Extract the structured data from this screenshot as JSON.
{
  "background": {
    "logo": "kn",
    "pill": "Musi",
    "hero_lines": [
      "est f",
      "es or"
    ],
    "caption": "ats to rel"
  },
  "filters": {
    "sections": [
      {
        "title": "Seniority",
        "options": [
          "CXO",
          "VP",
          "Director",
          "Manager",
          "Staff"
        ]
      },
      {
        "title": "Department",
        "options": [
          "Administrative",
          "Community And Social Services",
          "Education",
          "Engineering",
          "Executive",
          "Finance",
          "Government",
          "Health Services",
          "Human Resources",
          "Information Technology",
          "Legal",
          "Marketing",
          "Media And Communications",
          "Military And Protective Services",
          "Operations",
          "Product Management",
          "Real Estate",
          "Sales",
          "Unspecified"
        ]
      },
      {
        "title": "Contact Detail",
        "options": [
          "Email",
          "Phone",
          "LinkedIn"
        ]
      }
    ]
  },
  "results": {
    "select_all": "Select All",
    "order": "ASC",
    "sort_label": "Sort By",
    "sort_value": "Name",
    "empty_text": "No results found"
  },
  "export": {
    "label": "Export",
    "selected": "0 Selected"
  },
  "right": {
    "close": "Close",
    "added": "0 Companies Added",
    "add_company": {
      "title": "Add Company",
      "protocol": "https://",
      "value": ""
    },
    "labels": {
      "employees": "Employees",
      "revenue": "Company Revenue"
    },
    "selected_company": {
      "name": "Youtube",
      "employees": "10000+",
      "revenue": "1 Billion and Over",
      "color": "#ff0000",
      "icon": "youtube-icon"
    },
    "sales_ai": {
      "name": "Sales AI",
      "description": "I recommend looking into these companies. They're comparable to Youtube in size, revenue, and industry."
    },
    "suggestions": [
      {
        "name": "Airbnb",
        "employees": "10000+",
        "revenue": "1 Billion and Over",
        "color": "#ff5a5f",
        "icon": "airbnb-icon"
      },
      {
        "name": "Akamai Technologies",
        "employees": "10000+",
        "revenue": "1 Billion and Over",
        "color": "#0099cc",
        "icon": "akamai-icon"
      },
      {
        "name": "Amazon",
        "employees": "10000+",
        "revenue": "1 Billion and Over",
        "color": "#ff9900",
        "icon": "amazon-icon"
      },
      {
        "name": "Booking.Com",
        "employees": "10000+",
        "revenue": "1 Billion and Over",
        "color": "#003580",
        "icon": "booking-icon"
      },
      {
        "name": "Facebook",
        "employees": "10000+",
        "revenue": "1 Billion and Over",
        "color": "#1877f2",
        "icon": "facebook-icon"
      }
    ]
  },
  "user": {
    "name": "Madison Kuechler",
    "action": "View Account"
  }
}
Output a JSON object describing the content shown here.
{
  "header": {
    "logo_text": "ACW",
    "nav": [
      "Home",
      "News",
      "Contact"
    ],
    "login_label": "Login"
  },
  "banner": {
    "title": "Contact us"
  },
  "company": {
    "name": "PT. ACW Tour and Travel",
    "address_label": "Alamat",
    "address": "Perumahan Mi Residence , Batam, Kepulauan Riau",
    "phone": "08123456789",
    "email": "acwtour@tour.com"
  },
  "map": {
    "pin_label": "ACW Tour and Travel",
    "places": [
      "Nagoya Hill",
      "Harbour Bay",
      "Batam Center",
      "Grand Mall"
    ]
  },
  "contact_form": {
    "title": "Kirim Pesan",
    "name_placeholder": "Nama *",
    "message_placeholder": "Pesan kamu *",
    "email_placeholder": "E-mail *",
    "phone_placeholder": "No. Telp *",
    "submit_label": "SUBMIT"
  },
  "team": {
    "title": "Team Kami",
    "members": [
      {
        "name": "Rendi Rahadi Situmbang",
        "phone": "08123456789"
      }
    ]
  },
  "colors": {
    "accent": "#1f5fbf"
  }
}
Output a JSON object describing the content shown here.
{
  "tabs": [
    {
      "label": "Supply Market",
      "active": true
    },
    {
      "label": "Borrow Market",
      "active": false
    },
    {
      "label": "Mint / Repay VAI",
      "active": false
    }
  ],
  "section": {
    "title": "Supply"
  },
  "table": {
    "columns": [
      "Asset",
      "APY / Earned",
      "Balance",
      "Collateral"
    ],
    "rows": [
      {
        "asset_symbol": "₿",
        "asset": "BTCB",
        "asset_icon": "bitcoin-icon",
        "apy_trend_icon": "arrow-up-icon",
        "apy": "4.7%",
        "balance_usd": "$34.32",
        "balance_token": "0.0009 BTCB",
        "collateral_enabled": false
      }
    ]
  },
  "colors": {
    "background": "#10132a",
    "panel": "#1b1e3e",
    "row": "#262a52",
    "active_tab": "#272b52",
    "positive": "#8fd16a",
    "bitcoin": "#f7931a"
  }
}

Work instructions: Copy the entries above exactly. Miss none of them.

Answer section:
Extract the structured data from this screenshot as JSON.
{
  "background": {
    "logo": "kn",
    "pill": "Musi",
    "hero_lines": [
      "est f",
      "es or"
    ],
    "caption": "ats to rel"
  },
  "filters": {
    "sections": [
      {
        "title": "Seniority",
        "options": [
          "CXO",
          "VP",
          "Director",
          "Manager",
          "Staff"
        ]
      },
      {
        "title": "Department",
        "options": [
          "Administrative",
          "Community And Social Services",
          "Education",
          "Engineering",
          "Executive",
          "Finance",
          "Government",
          "Health Services",
          "Human Resources",
          "Information Technology",
          "Legal",
          "Marketing",
          "Media And Communications",
          "Military And Protective Services",
          "Operations",
          "Product Management",
          "Real Estate",
          "Sales",
          "Unspecified"
        ]
      },
      {
        "title": "Contact Detail",
        "options": [
          "Email",
          "Phone",
          "LinkedIn"
        ]
      }
    ]
  },
  "results": {
    "select_all": "Select All",
    "order": "ASC",
    "sort_label": "Sort By",
    "sort_value": "Name",
    "empty_text": "No results found"
  },
  "export": {
    "label": "Export",
    "selected": "0 Selected"
  },
  "right": {
    "close": "Close",
    "added": "0 Companies Added",
    "add_company": {
      "title": "Add Company",
      "protocol": "https://",
      "value": ""
    },
    "labels": {
      "employees": "Employees",
      "revenue": "Company Revenue"
    },
    "selected_company": {
      "name": "Youtube",
      "employees": "10000+",
      "revenue": "1 Billion and Over",
      "color": "#ff0000",
      "icon": "youtube-icon"
    },
    "sales_ai": {
      "name": "Sales AI",
      "description": "I recommend looking into these companies. They're comparable to Youtube in size, revenue, and industry."
    },
    "suggestions": [
      {
        "name": "Airbnb",
        "employees": "10000+",
        "revenue": "1 Billion and Over",
        "color": "#ff5a5f",
        "icon": "airbnb-icon"
      },
      {
        "name": "Akamai Technologies",
        "employees": "10000+",
        "revenue": "1 Billion and Over",
        "color": "#0099cc",
        "icon": "akamai-icon"
      },
      {
        "name": "Amazon",
        "employees": "10000+",
        "revenue": "1 Billion and Over",
        "color": "#ff9900",
        "icon": "amazon-icon"
      },
      {
        "name": "Booking.Com",
        "employees": "10000+",
        "revenue": "1 Billion and Over",
        "color": "#003580",
        "icon": "booking-icon"
      },
      {
        "name": "Facebook",
        "employees": "10000+",
        "revenue": "1 Billion and Over",
        "color": "#1877f2",
        "icon": "facebook-icon"
      }
    ]
  },
  "user": {
    "name": "Madison Kuechler",
    "action": "View Account"
  }
}
Output a JSON object describing the content shown here.
{
  "header": {
    "logo_text": "ACW",
    "nav": [
      "Home",
      "News",
      "Contact"
    ],
    "login_label": "Login"
  },
  "banner": {
    "title": "Contact us"
  },
  "company": {
    "name": "PT. ACW Tour and Travel",
    "address_label": "Alamat",
    "address": "Perumahan Mi Residence , Batam, Kepulauan Riau",
    "phone": "08123456789",
    "email": "acwtour@tour.com"
  },
  "map": {
    "pin_label": "ACW Tour and Travel",
    "places": [
      "Nagoya Hill",
      "Harbour Bay",
      "Batam Center",
      "Grand Mall"
    ]
  },
  "contact_form": {
    "title": "Kirim Pesan",
    "name_placeholder": "Nama *",
    "message_placeholder": "Pesan kamu *",
    "email_placeholder": "E-mail *",
    "phone_placeholder": "No. Telp *",
    "submit_label": "SUBMIT"
  },
  "team": {
    "title": "Team Kami",
    "members": [
      {
        "name": "Rendi Rahadi Situmbang",
        "phone": "08123456789"
      }
    ]
  },
  "colors": {
    "accent": "#1f5fbf"
  }
}
Output a JSON object describing the content shown here.
{
  "tabs": [
    {
      "label": "Supply Market",
      "active": true
    },
    {
      "label": "Borrow Market",
      "active": false
    },
    {
      "label": "Mint / Repay VAI",
      "active": false
    }
  ],
  "section": {
    "title": "Supply"
  },
  "table": {
    "columns": [
      "Asset",
      "APY / Earned",
      "Balance",
      "Collateral"
    ],
    "rows": [
      {
        "asset_symbol": "₿",
        "asset": "BTCB",
        "asset_icon": "bitcoin-icon",
        "apy_trend_icon": "arrow-up-icon",
        "apy": "4.7%",
        "balance_usd": "$34.32",
        "balance_token": "0.0009 BTCB",
        "collateral_enabled": false
      }
    ]
  },
  "colors": {
    "background": "#10132a",
    "panel": "#1b1e3e",
    "row": "#262a52",
    "active_tab": "#272b52",
    "positive": "#8fd16a",
    "bitcoin": "#f7931a"
  }
}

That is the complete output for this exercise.